Manures:  These contain animal excrement, plant remains, or both.  They are a good organic fertilizer and they improve soil structure.  Many gardeners raise chickens and they get the benefit of chicken manure, the most concentrated NPK source of any type of manure. 

Fertilizer Use on a Certified Organic Farm

Because we are located on a certified organic farm, the Edibles Demonstration Garden (EDG) can only use organic fertilizers that in most cases are labeled OMRI Certified.  OMRI stands for the Organic Materials Review Institute and is a nonprofit organization that maintains lists of products that are FDA approved for use on certified organic farms. 

The EDG most often uses compost to improve our soil.  But compost alone does not provide the amount of NPK needed for heavy summer feeders like tomatoes.  We also use worm castings from our worm bins.  The approximate NPK percentages for worm castings are 5-5-3, which is much higher than compost.    

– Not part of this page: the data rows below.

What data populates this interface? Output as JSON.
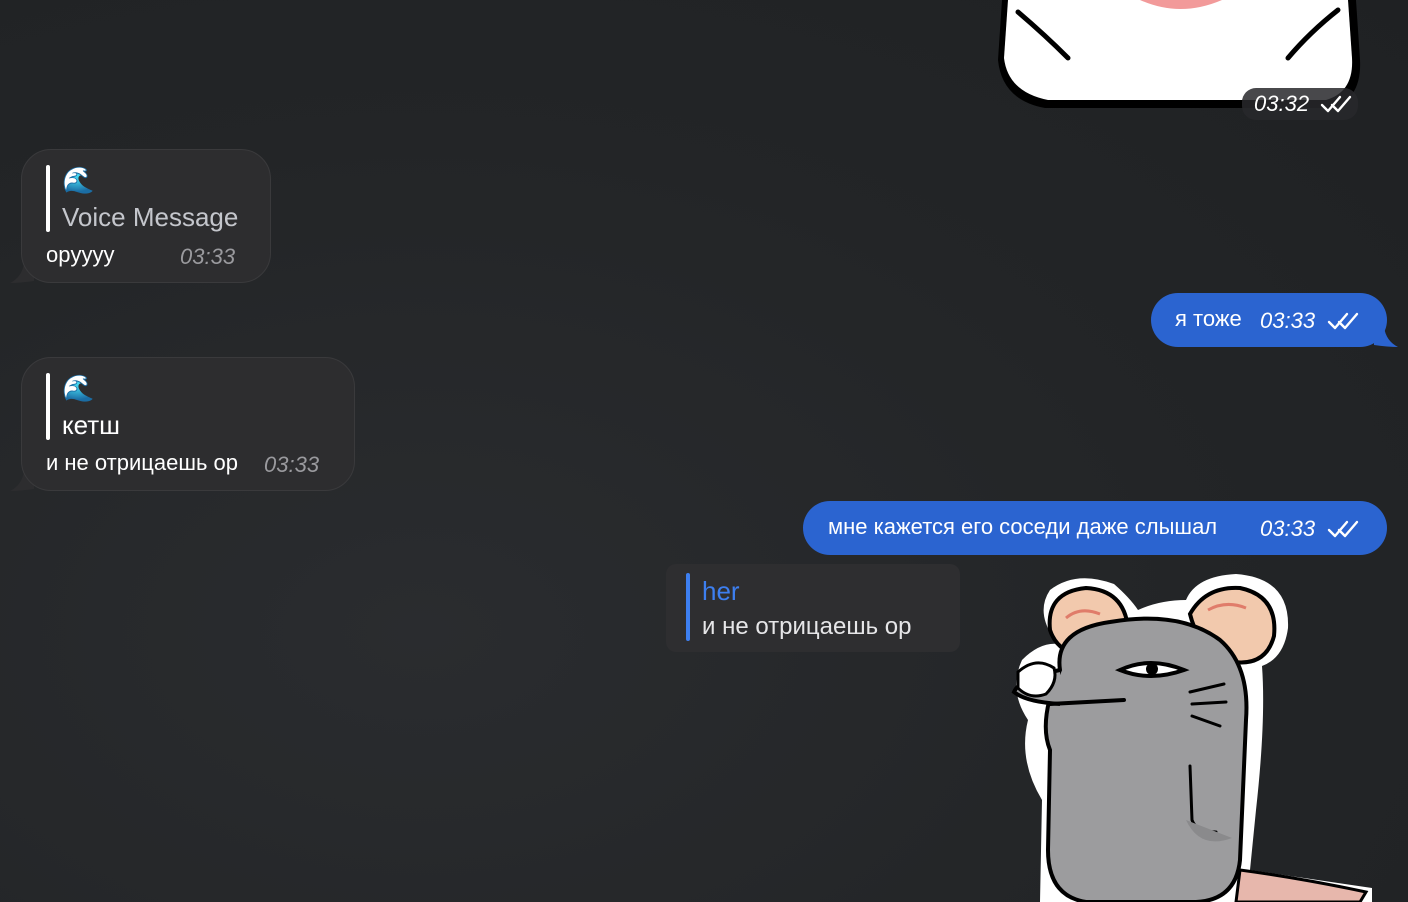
{
  "messages": [
    {
      "kind": "sticker",
      "direction": "outgoing",
      "time": "03:32",
      "status": "read",
      "sticker_name": "white-cat-sticker"
    },
    {
      "kind": "reply",
      "direction": "incoming",
      "reply_icon": "🌊",
      "reply_text": "Voice Message",
      "text": "opyyyy",
      "time": "03:33"
    },
    {
      "kind": "text",
      "direction": "outgoing",
      "text": "я тоже",
      "time": "03:33",
      "status": "read"
    },
    {
      "kind": "reply",
      "direction": "incoming",
      "reply_icon": "🌊",
      "reply_text": "кетш",
      "text": "и не отрицаешь ор",
      "time": "03:33"
    },
    {
      "kind": "text",
      "direction": "outgoing",
      "text": "мне кажется его соседи даже слышал",
      "time": "03:33",
      "status": "read"
    },
    {
      "kind": "sticker-reply",
      "direction": "outgoing",
      "quote_name": "her",
      "quote_text": "и не отрицаешь ор",
      "sticker_name": "grey-mouse-sticker"
    }
  ],
  "colors": {
    "background": "#232527",
    "incoming_bubble": "#2d2d2f",
    "outgoing_bubble": "#2b64d0",
    "quote_accent": "#3d7ff0",
    "timestamp_incoming": "#9a9a9e"
  }
}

In the past few months, we have used fish emulsion (4-1-1) as a nitrogen boost for our artichoke plants and worm compost ‘tea’ for our seedlings that had yellowing older leaves.  We added blood meal (12-0-0) to our raspberries and a balanced fertilizer (7.5-5-7.5) to our fruit trees.  Artichokes, raspberries, and fruit trees are perennials.  Edible perennials often have specific fertilizer requirements especially in the spring so pay attention to their fertilizer needs also. 

As you tend to your garden this summer, look for symptoms of nutrient deficiencies.  Try to choose fertilizers that mimic the way nature provides nutrition for plants. The nutrient boost may take longer for you to see the benefits, but natural fertilizers pay off in the longer term.